Action item:
Your task is to repeat the entries exactly. Leave the pictures out.

Start of Data extracts

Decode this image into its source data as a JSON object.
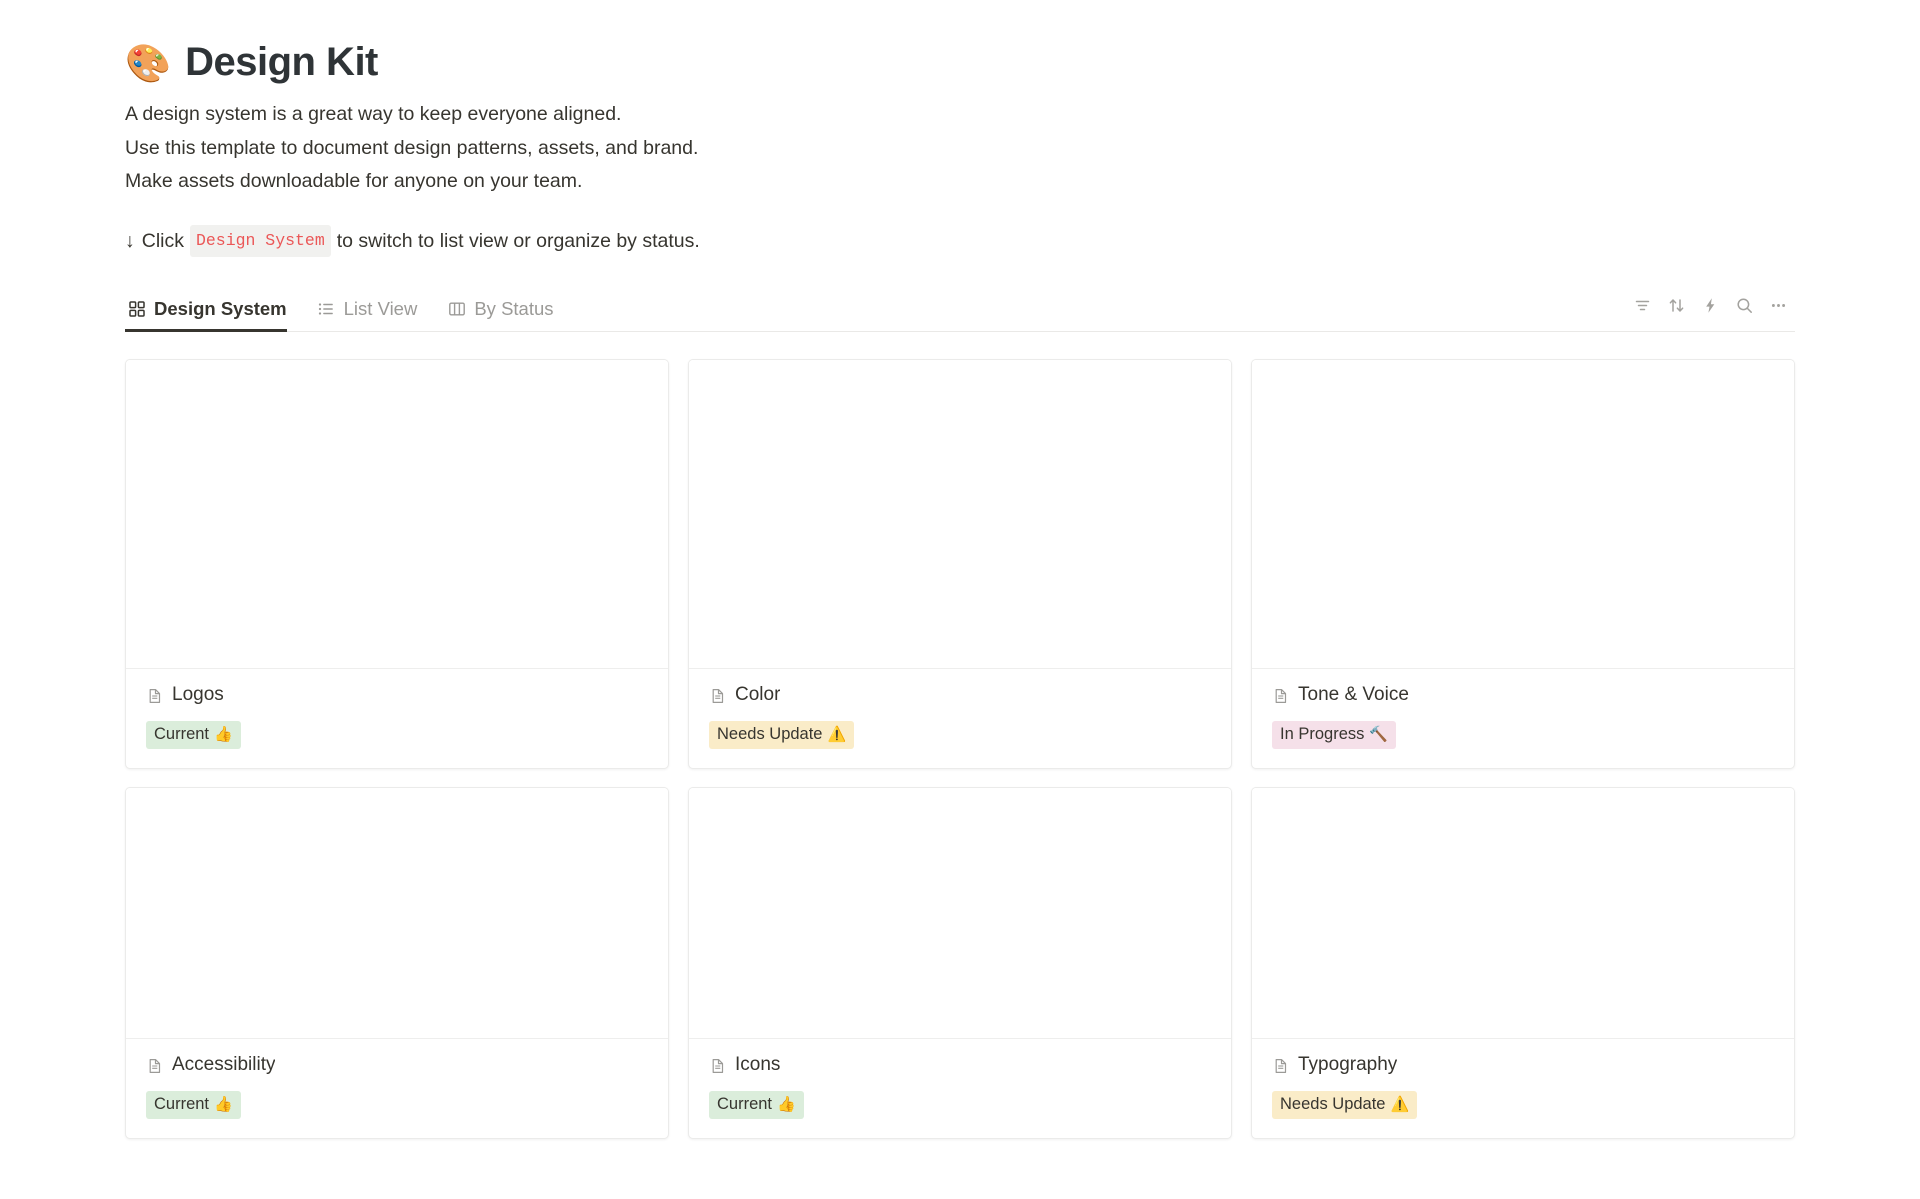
{
  "header": {
    "emoji": "🎨",
    "emoji_name": "artist-palette-emoji",
    "title": "Design Kit",
    "description_lines": [
      "A design system is a great way to keep everyone aligned.",
      "Use this template to document design patterns, assets, and brand.",
      "Make assets downloadable for anyone on your team."
    ],
    "callout": {
      "arrow": "↓",
      "prefix": "Click",
      "code": "Design System",
      "suffix": "to switch to list view or organize by status."
    }
  },
  "tabs": [
    {
      "label": "Design System",
      "icon": "grid-icon",
      "active": true
    },
    {
      "label": "List View",
      "icon": "list-icon",
      "active": false
    },
    {
      "label": "By Status",
      "icon": "board-icon",
      "active": false
    }
  ],
  "toolbar": [
    {
      "name": "filter-icon",
      "label": "Filter"
    },
    {
      "name": "sort-icon",
      "label": "Sort"
    },
    {
      "name": "lightning-icon",
      "label": "Automations"
    },
    {
      "name": "search-icon",
      "label": "Search"
    },
    {
      "name": "more-icon",
      "label": "More options"
    }
  ],
  "statuses": {
    "current": {
      "label": "Current",
      "emoji": "👍",
      "bg": "#dbeddb",
      "fg": "#37352f"
    },
    "needs_update": {
      "label": "Needs Update",
      "emoji": "⚠️",
      "bg": "#faecc8",
      "fg": "#37352f"
    },
    "in_progress": {
      "label": "In Progress",
      "emoji": "🔨",
      "bg": "#f5e0e9",
      "fg": "#37352f"
    }
  },
  "cards": [
    {
      "title": "Logos",
      "icon": "page-icon",
      "status_label": "Current",
      "status_emoji": "👍",
      "status_bg": "#dbeddb"
    },
    {
      "title": "Color",
      "icon": "page-icon",
      "status_label": "Needs Update",
      "status_emoji": "⚠️",
      "status_bg": "#faecc8"
    },
    {
      "title": "Tone & Voice",
      "icon": "page-icon",
      "status_label": "In Progress",
      "status_emoji": "🔨",
      "status_bg": "#f5e0e9"
    },
    {
      "title": "Accessibility",
      "icon": "page-icon",
      "status_label": "Current",
      "status_emoji": "👍",
      "status_bg": "#dbeddb"
    },
    {
      "title": "Icons",
      "icon": "page-icon",
      "status_label": "Current",
      "status_emoji": "👍",
      "status_bg": "#dbeddb"
    },
    {
      "title": "Typography",
      "icon": "page-icon",
      "status_label": "Needs Update",
      "status_emoji": "⚠️",
      "status_bg": "#faecc8"
    }
  ]
}
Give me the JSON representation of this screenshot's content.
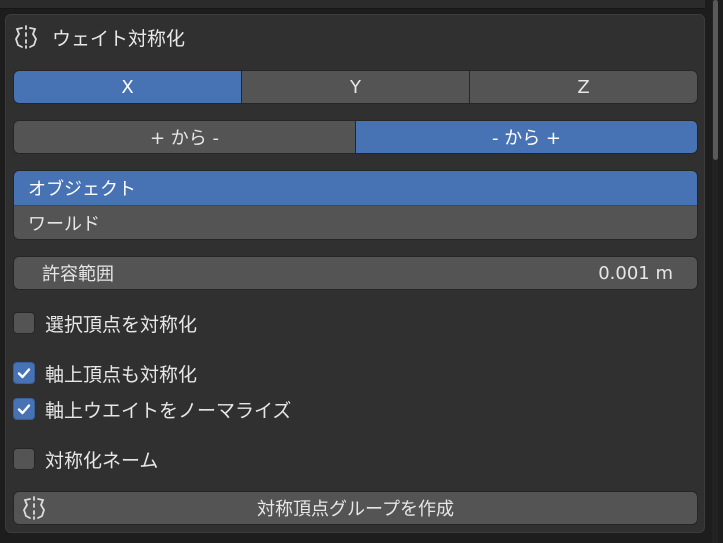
{
  "panel": {
    "title": "ウェイト対称化",
    "title_icon": "symmetry-icon"
  },
  "axis": {
    "options": [
      "X",
      "Y",
      "Z"
    ],
    "selected": "X"
  },
  "direction": {
    "options": [
      "+ から -",
      "- から +"
    ],
    "selected": "- から +"
  },
  "space": {
    "options": [
      "オブジェクト",
      "ワールド"
    ],
    "selected": "オブジェクト"
  },
  "tolerance": {
    "label": "許容範囲",
    "value": "0.001 m"
  },
  "checkboxes": {
    "symmetrize_selected": {
      "label": "選択頂点を対称化",
      "checked": false
    },
    "symmetrize_on_axis": {
      "label": "軸上頂点も対称化",
      "checked": true
    },
    "normalize_on_axis": {
      "label": "軸上ウエイトをノーマライズ",
      "checked": true
    },
    "symmetrize_names": {
      "label": "対称化ネーム",
      "checked": false
    }
  },
  "create_button": {
    "label": "対称頂点グループを作成",
    "icon": "symmetry-icon"
  },
  "colors": {
    "accent": "#4772b3",
    "widget": "#545454",
    "panel": "#303030",
    "background": "#1d1d1d"
  }
}
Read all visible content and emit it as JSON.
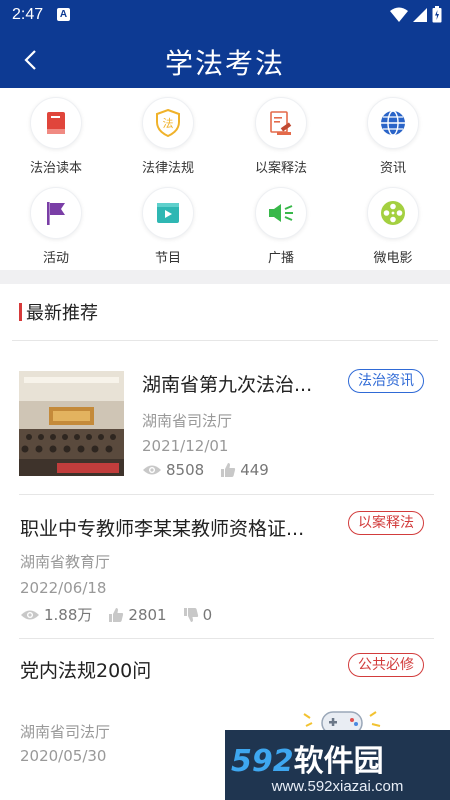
{
  "status_bar": {
    "time": "2:47",
    "notification_badge": "A"
  },
  "header": {
    "title": "学法考法"
  },
  "grid": [
    {
      "label": "法治读本",
      "icon": "book-icon",
      "color": "#e0453b"
    },
    {
      "label": "法律法规",
      "icon": "shield-law-icon",
      "color": "#f0b22a"
    },
    {
      "label": "以案释法",
      "icon": "gavel-document-icon",
      "color": "#e46a4a"
    },
    {
      "label": "资讯",
      "icon": "globe-icon",
      "color": "#2a64c8"
    },
    {
      "label": "活动",
      "icon": "flag-icon",
      "color": "#7a3ea6"
    },
    {
      "label": "节目",
      "icon": "video-play-icon",
      "color": "#2fb7b3"
    },
    {
      "label": "广播",
      "icon": "speaker-icon",
      "color": "#38b84a"
    },
    {
      "label": "微电影",
      "icon": "film-reel-icon",
      "color": "#a4d040"
    }
  ],
  "section": {
    "title": "最新推荐"
  },
  "articles": [
    {
      "title": "湖南省第九次法治...",
      "tag": "法治资讯",
      "source": "湖南省司法厅",
      "date": "2021/12/01",
      "views": "8508",
      "likes": "449"
    },
    {
      "title": "职业中专教师李某某教师资格证...",
      "tag": "以案释法",
      "source": "湖南省教育厅",
      "date": "2022/06/18",
      "views": "1.88万",
      "likes": "2801",
      "dislikes": "0"
    },
    {
      "title": "党内法规200问",
      "tag": "公共必修",
      "source": "湖南省司法厅",
      "date": "2020/05/30"
    }
  ],
  "watermark": {
    "brand": "592",
    "brand_cn": "软件园",
    "url": "www.592xiazai.com"
  },
  "colors": {
    "header_bg": "#0d3a93",
    "accent_red": "#d63a3a",
    "tag_blue": "#2f6ad6"
  }
}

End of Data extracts

Completed task:
Decode this image into its source data as a JSON object.
{
  "header": {
    "emoji": "🎨",
    "emoji_name": "artist-palette-emoji",
    "title": "Design Kit",
    "description_lines": [
      "A design system is a great way to keep everyone aligned.",
      "Use this template to document design patterns, assets, and brand.",
      "Make assets downloadable for anyone on your team."
    ],
    "callout": {
      "arrow": "↓",
      "prefix": "Click",
      "code": "Design System",
      "suffix": "to switch to list view or organize by status."
    }
  },
  "tabs": [
    {
      "label": "Design System",
      "icon": "grid-icon",
      "active": true
    },
    {
      "label": "List View",
      "icon": "list-icon",
      "active": false
    },
    {
      "label": "By Status",
      "icon": "board-icon",
      "active": false
    }
  ],
  "toolbar": [
    {
      "name": "filter-icon",
      "label": "Filter"
    },
    {
      "name": "sort-icon",
      "label": "Sort"
    },
    {
      "name": "lightning-icon",
      "label": "Automations"
    },
    {
      "name": "search-icon",
      "label": "Search"
    },
    {
      "name": "more-icon",
      "label": "More options"
    }
  ],
  "statuses": {
    "current": {
      "label": "Current",
      "emoji": "👍",
      "bg": "#dbeddb",
      "fg": "#37352f"
    },
    "needs_update": {
      "label": "Needs Update",
      "emoji": "⚠️",
      "bg": "#faecc8",
      "fg": "#37352f"
    },
    "in_progress": {
      "label": "In Progress",
      "emoji": "🔨",
      "bg": "#f5e0e9",
      "fg": "#37352f"
    }
  },
  "cards": [
    {
      "title": "Logos",
      "icon": "page-icon",
      "status_label": "Current",
      "status_emoji": "👍",
      "status_bg": "#dbeddb"
    },
    {
      "title": "Color",
      "icon": "page-icon",
      "status_label": "Needs Update",
      "status_emoji": "⚠️",
      "status_bg": "#faecc8"
    },
    {
      "title": "Tone & Voice",
      "icon": "page-icon",
      "status_label": "In Progress",
      "status_emoji": "🔨",
      "status_bg": "#f5e0e9"
    },
    {
      "title": "Accessibility",
      "icon": "page-icon",
      "status_label": "Current",
      "status_emoji": "👍",
      "status_bg": "#dbeddb"
    },
    {
      "title": "Icons",
      "icon": "page-icon",
      "status_label": "Current",
      "status_emoji": "👍",
      "status_bg": "#dbeddb"
    },
    {
      "title": "Typography",
      "icon": "page-icon",
      "status_label": "Needs Update",
      "status_emoji": "⚠️",
      "status_bg": "#faecc8"
    }
  ]
}
Give me the JSON representation of this screenshot's content.
{
  "panel": {
    "title": "ウェイト対称化",
    "title_icon": "symmetry-icon"
  },
  "axis": {
    "options": [
      "X",
      "Y",
      "Z"
    ],
    "selected": "X"
  },
  "direction": {
    "options": [
      "+ から -",
      "- から +"
    ],
    "selected": "- から +"
  },
  "space": {
    "options": [
      "オブジェクト",
      "ワールド"
    ],
    "selected": "オブジェクト"
  },
  "tolerance": {
    "label": "許容範囲",
    "value": "0.001 m"
  },
  "checkboxes": {
    "symmetrize_selected": {
      "label": "選択頂点を対称化",
      "checked": false
    },
    "symmetrize_on_axis": {
      "label": "軸上頂点も対称化",
      "checked": true
    },
    "normalize_on_axis": {
      "label": "軸上ウエイトをノーマライズ",
      "checked": true
    },
    "symmetrize_names": {
      "label": "対称化ネーム",
      "checked": false
    }
  },
  "create_button": {
    "label": "対称頂点グループを作成",
    "icon": "symmetry-icon"
  },
  "colors": {
    "accent": "#4772b3",
    "widget": "#545454",
    "panel": "#303030",
    "background": "#1d1d1d"
  }
}
Read all visible content and emit it as JSON.
{
  "status_bar": {
    "time": "2:47",
    "notification_badge": "A"
  },
  "header": {
    "title": "学法考法"
  },
  "grid": [
    {
      "label": "法治读本",
      "icon": "book-icon",
      "color": "#e0453b"
    },
    {
      "label": "法律法规",
      "icon": "shield-law-icon",
      "color": "#f0b22a"
    },
    {
      "label": "以案释法",
      "icon": "gavel-document-icon",
      "color": "#e46a4a"
    },
    {
      "label": "资讯",
      "icon": "globe-icon",
      "color": "#2a64c8"
    },
    {
      "label": "活动",
      "icon": "flag-icon",
      "color": "#7a3ea6"
    },
    {
      "label": "节目",
      "icon": "video-play-icon",
      "color": "#2fb7b3"
    },
    {
      "label": "广播",
      "icon": "speaker-icon",
      "color": "#38b84a"
    },
    {
      "label": "微电影",
      "icon": "film-reel-icon",
      "color": "#a4d040"
    }
  ],
  "section": {
    "title": "最新推荐"
  },
  "articles": [
    {
      "title": "湖南省第九次法治...",
      "tag": "法治资讯",
      "source": "湖南省司法厅",
      "date": "2021/12/01",
      "views": "8508",
      "likes": "449"
    },
    {
      "title": "职业中专教师李某某教师资格证...",
      "tag": "以案释法",
      "source": "湖南省教育厅",
      "date": "2022/06/18",
      "views": "1.88万",
      "likes": "2801",
      "dislikes": "0"
    },
    {
      "title": "党内法规200问",
      "tag": "公共必修",
      "source": "湖南省司法厅",
      "date": "2020/05/30"
    }
  ],
  "watermark": {
    "brand": "592",
    "brand_cn": "软件园",
    "url": "www.592xiazai.com"
  },
  "colors": {
    "header_bg": "#0d3a93",
    "accent_red": "#d63a3a",
    "tag_blue": "#2f6ad6"
  }
}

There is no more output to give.